# The data
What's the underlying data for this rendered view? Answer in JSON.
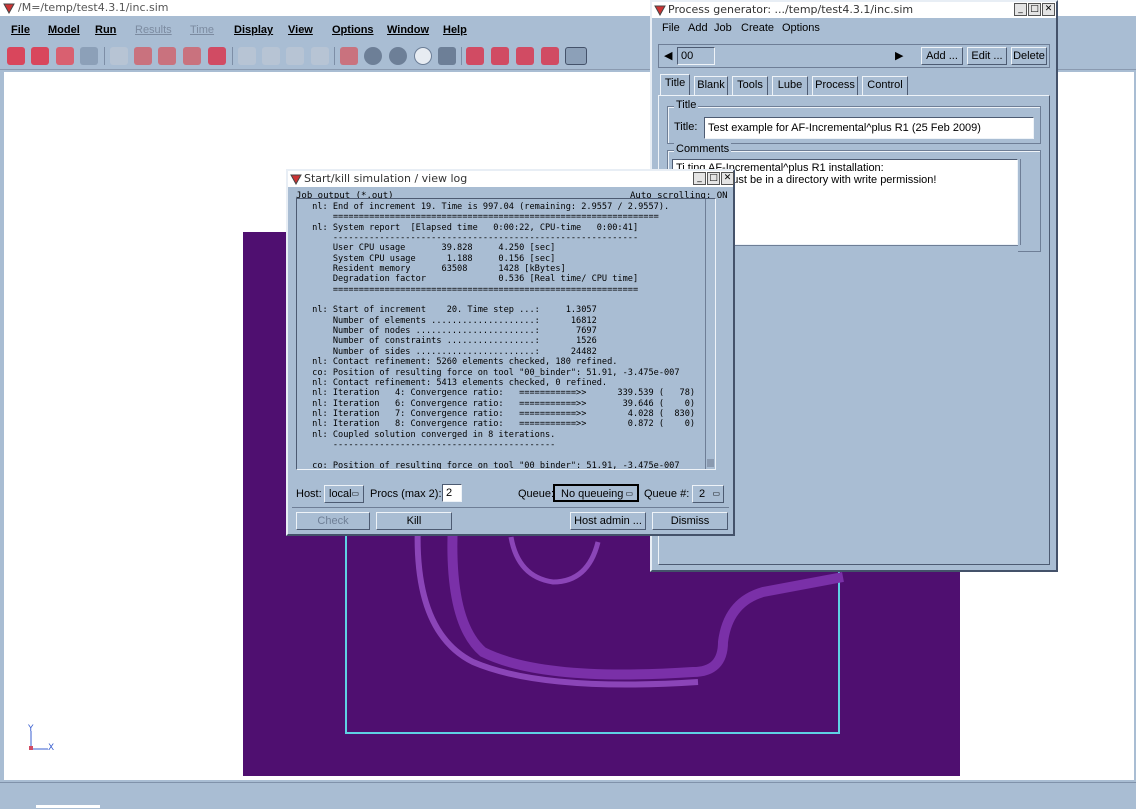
{
  "main_window": {
    "title": "/M=/temp/test4.3.1/inc.sim",
    "menu": [
      "File",
      "Model",
      "Run",
      "Results",
      "Time",
      "Display",
      "View",
      "Options",
      "Window",
      "Help"
    ],
    "menu_disabled": [
      "Results",
      "Time"
    ],
    "axis": {
      "y": "Y",
      "x": "X"
    }
  },
  "log_dialog": {
    "title": "Start/kill simulation / view log",
    "job_output_label": "Job output (*.out)",
    "auto_scroll": "Auto scrolling: ON",
    "log_lines": [
      " nl: End of increment 19. Time is 997.04 (remaining: 2.9557 / 2.9557).",
      "     ===============================================================",
      " nl: System report  [Elapsed time   0:00:22, CPU-time   0:00:41]",
      "     -----------------------------------------------------------",
      "     User CPU usage       39.828     4.250 [sec]",
      "     System CPU usage      1.188     0.156 [sec]",
      "     Resident memory      63508      1428 [kBytes]",
      "     Degradation factor              0.536 [Real time/ CPU time]",
      "     ===========================================================",
      "",
      " nl: Start of increment    20. Time step ...:     1.3057",
      "     Number of elements ....................:      16812",
      "     Number of nodes .......................:       7697",
      "     Number of constraints .................:       1526",
      "     Number of sides .......................:      24482",
      " nl: Contact refinement: 5260 elements checked, 180 refined.",
      " co: Position of resulting force on tool \"00_binder\": 51.91, -3.475e-007",
      " nl: Contact refinement: 5413 elements checked, 0 refined.",
      " nl: Iteration   4: Convergence ratio:   ===========>>      339.539 (   78)",
      " nl: Iteration   6: Convergence ratio:   ===========>>       39.646 (    0)",
      " nl: Iteration   7: Convergence ratio:   ===========>>        4.028 (  830)",
      " nl: Iteration   8: Convergence ratio:   ===========>>        0.872 (    0)",
      " nl: Coupled solution converged in 8 iterations.",
      "     -------------------------------------------",
      "",
      " co: Position of resulting force on tool \"00_binder\": 51.91, -3.475e-007"
    ],
    "host_label": "Host:",
    "host_value": "local",
    "procs_label": "Procs (max 2):",
    "procs_value": "2",
    "queue_label": "Queue:",
    "queue_value": "No queueing",
    "queue_num_label": "Queue #:",
    "queue_num_value": "2",
    "buttons": {
      "check": "Check",
      "kill": "Kill",
      "host_admin": "Host admin ...",
      "dismiss": "Dismiss"
    }
  },
  "process_dialog": {
    "title": "Process generator: .../temp/test4.3.1/inc.sim",
    "menu": [
      "File",
      "Add",
      "Job",
      "Create",
      "Options"
    ],
    "nav_value": "00",
    "buttons": {
      "add": "Add ...",
      "edit": "Edit ...",
      "delete": "Delete"
    },
    "tabs": [
      "Title",
      "Blank",
      "Tools",
      "Lube",
      "Process",
      "Control"
    ],
    "active_tab": "Title",
    "title_group_label": "Title",
    "title_field_label": "Title:",
    "title_value": "Test example for AF-Incremental^plus R1 (25 Feb 2009)",
    "comments_group_label": "Comments",
    "comments_lines": [
      "Ti  ting AF-Incremental^plus R1 installation:",
      "      ation, file must be in a directory with write permission!"
    ]
  }
}
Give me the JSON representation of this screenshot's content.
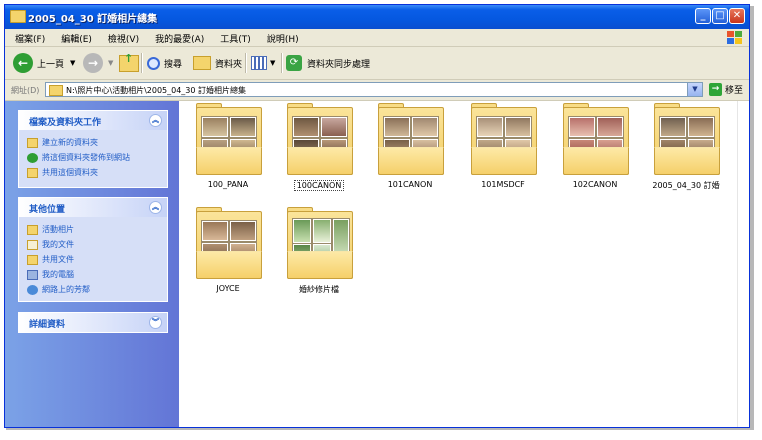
{
  "window": {
    "title": "2005_04_30 訂婚相片總集",
    "buttons": {
      "minimize": "_",
      "maximize": "□",
      "close": "✕"
    }
  },
  "menu": [
    "檔案(F)",
    "編輯(E)",
    "檢視(V)",
    "我的最愛(A)",
    "工具(T)",
    "說明(H)"
  ],
  "toolbar": {
    "back_label": "上一頁",
    "search_label": "搜尋",
    "folders_label": "資料夾",
    "sync_label": "資料夾同步處理"
  },
  "address": {
    "label": "網址(D)",
    "value": "N:\\照片中心\\活動相片\\2005_04_30 訂婚相片總集",
    "go_label": "移至"
  },
  "tasks": {
    "title": "檔案及資料夾工作",
    "items": [
      "建立新的資料夾",
      "將這個資料夾發佈到網站",
      "共用這個資料夾"
    ]
  },
  "other_places": {
    "title": "其他位置",
    "items": [
      "活動相片",
      "我的文件",
      "共用文件",
      "我的電腦",
      "網路上的芳鄰"
    ]
  },
  "details": {
    "title": "詳細資料"
  },
  "folders": [
    {
      "name": "100_PANA",
      "selected": false
    },
    {
      "name": "100CANON",
      "selected": true
    },
    {
      "name": "101CANON",
      "selected": false
    },
    {
      "name": "101MSDCF",
      "selected": false
    },
    {
      "name": "102CANON",
      "selected": false
    },
    {
      "name": "2005_04_30 訂婚",
      "selected": false
    },
    {
      "name": "JOYCE",
      "selected": false
    },
    {
      "name": "婚紗修片檔",
      "selected": false
    }
  ],
  "colors": {
    "titlebar": "#0558e0",
    "taskpane": "#6375d6",
    "link": "#215dc6",
    "folder": "#f4d46c"
  }
}
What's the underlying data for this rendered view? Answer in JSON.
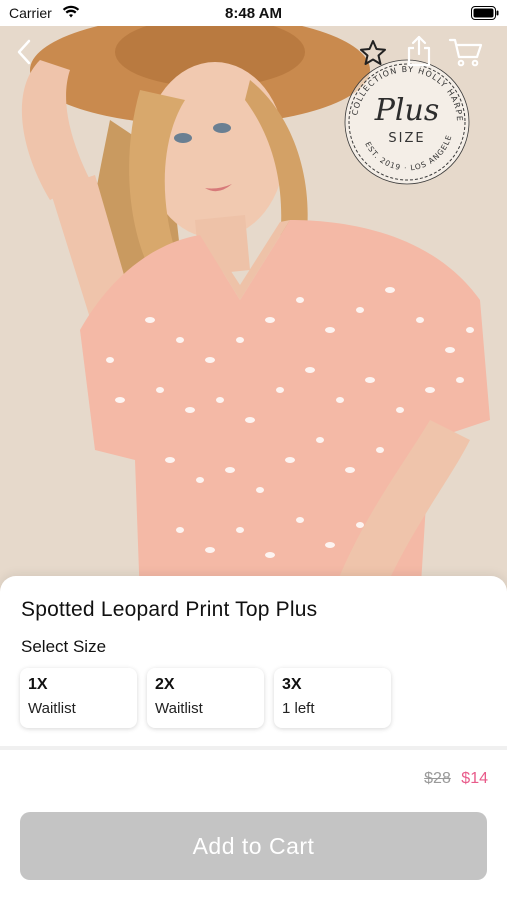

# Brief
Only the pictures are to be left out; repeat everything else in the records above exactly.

# Worked solution
What's the underlying data for this rendered view? Answer in JSON.
{
  "main_window": {
    "title": "/M=/temp/test4.3.1/inc.sim",
    "menu": [
      "File",
      "Model",
      "Run",
      "Results",
      "Time",
      "Display",
      "View",
      "Options",
      "Window",
      "Help"
    ],
    "menu_disabled": [
      "Results",
      "Time"
    ],
    "axis": {
      "y": "Y",
      "x": "X"
    }
  },
  "log_dialog": {
    "title": "Start/kill simulation / view log",
    "job_output_label": "Job output (*.out)",
    "auto_scroll": "Auto scrolling: ON",
    "log_lines": [
      " nl: End of increment 19. Time is 997.04 (remaining: 2.9557 / 2.9557).",
      "     ===============================================================",
      " nl: System report  [Elapsed time   0:00:22, CPU-time   0:00:41]",
      "     -----------------------------------------------------------",
      "     User CPU usage       39.828     4.250 [sec]",
      "     System CPU usage      1.188     0.156 [sec]",
      "     Resident memory      63508      1428 [kBytes]",
      "     Degradation factor              0.536 [Real time/ CPU time]",
      "     ===========================================================",
      "",
      " nl: Start of increment    20. Time step ...:     1.3057",
      "     Number of elements ....................:      16812",
      "     Number of nodes .......................:       7697",
      "     Number of constraints .................:       1526",
      "     Number of sides .......................:      24482",
      " nl: Contact refinement: 5260 elements checked, 180 refined.",
      " co: Position of resulting force on tool \"00_binder\": 51.91, -3.475e-007",
      " nl: Contact refinement: 5413 elements checked, 0 refined.",
      " nl: Iteration   4: Convergence ratio:   ===========>>      339.539 (   78)",
      " nl: Iteration   6: Convergence ratio:   ===========>>       39.646 (    0)",
      " nl: Iteration   7: Convergence ratio:   ===========>>        4.028 (  830)",
      " nl: Iteration   8: Convergence ratio:   ===========>>        0.872 (    0)",
      " nl: Coupled solution converged in 8 iterations.",
      "     -------------------------------------------",
      "",
      " co: Position of resulting force on tool \"00_binder\": 51.91, -3.475e-007"
    ],
    "host_label": "Host:",
    "host_value": "local",
    "procs_label": "Procs (max 2):",
    "procs_value": "2",
    "queue_label": "Queue:",
    "queue_value": "No queueing",
    "queue_num_label": "Queue #:",
    "queue_num_value": "2",
    "buttons": {
      "check": "Check",
      "kill": "Kill",
      "host_admin": "Host admin ...",
      "dismiss": "Dismiss"
    }
  },
  "process_dialog": {
    "title": "Process generator: .../temp/test4.3.1/inc.sim",
    "menu": [
      "File",
      "Add",
      "Job",
      "Create",
      "Options"
    ],
    "nav_value": "00",
    "buttons": {
      "add": "Add ...",
      "edit": "Edit ...",
      "delete": "Delete"
    },
    "tabs": [
      "Title",
      "Blank",
      "Tools",
      "Lube",
      "Process",
      "Control"
    ],
    "active_tab": "Title",
    "title_group_label": "Title",
    "title_field_label": "Title:",
    "title_value": "Test example for AF-Incremental^plus R1 (25 Feb 2009)",
    "comments_group_label": "Comments",
    "comments_lines": [
      "Ti  ting AF-Incremental^plus R1 installation:",
      "      ation, file must be in a directory with write permission!"
    ]
  }
}
Give me the JSON representation of this screenshot's content.
{
  "window": {
    "title": "2005_04_30 訂婚相片總集",
    "buttons": {
      "minimize": "_",
      "maximize": "□",
      "close": "✕"
    }
  },
  "menu": [
    "檔案(F)",
    "編輯(E)",
    "檢視(V)",
    "我的最愛(A)",
    "工具(T)",
    "說明(H)"
  ],
  "toolbar": {
    "back_label": "上一頁",
    "search_label": "搜尋",
    "folders_label": "資料夾",
    "sync_label": "資料夾同步處理"
  },
  "address": {
    "label": "網址(D)",
    "value": "N:\\照片中心\\活動相片\\2005_04_30 訂婚相片總集",
    "go_label": "移至"
  },
  "tasks": {
    "title": "檔案及資料夾工作",
    "items": [
      "建立新的資料夾",
      "將這個資料夾發佈到網站",
      "共用這個資料夾"
    ]
  },
  "other_places": {
    "title": "其他位置",
    "items": [
      "活動相片",
      "我的文件",
      "共用文件",
      "我的電腦",
      "網路上的芳鄰"
    ]
  },
  "details": {
    "title": "詳細資料"
  },
  "folders": [
    {
      "name": "100_PANA",
      "selected": false
    },
    {
      "name": "100CANON",
      "selected": true
    },
    {
      "name": "101CANON",
      "selected": false
    },
    {
      "name": "101MSDCF",
      "selected": false
    },
    {
      "name": "102CANON",
      "selected": false
    },
    {
      "name": "2005_04_30 訂婚",
      "selected": false
    },
    {
      "name": "JOYCE",
      "selected": false
    },
    {
      "name": "婚紗修片檔",
      "selected": false
    }
  ],
  "colors": {
    "titlebar": "#0558e0",
    "taskpane": "#6375d6",
    "link": "#215dc6",
    "folder": "#f4d46c"
  }
}
What's the underlying data for this rendered view? Answer in JSON.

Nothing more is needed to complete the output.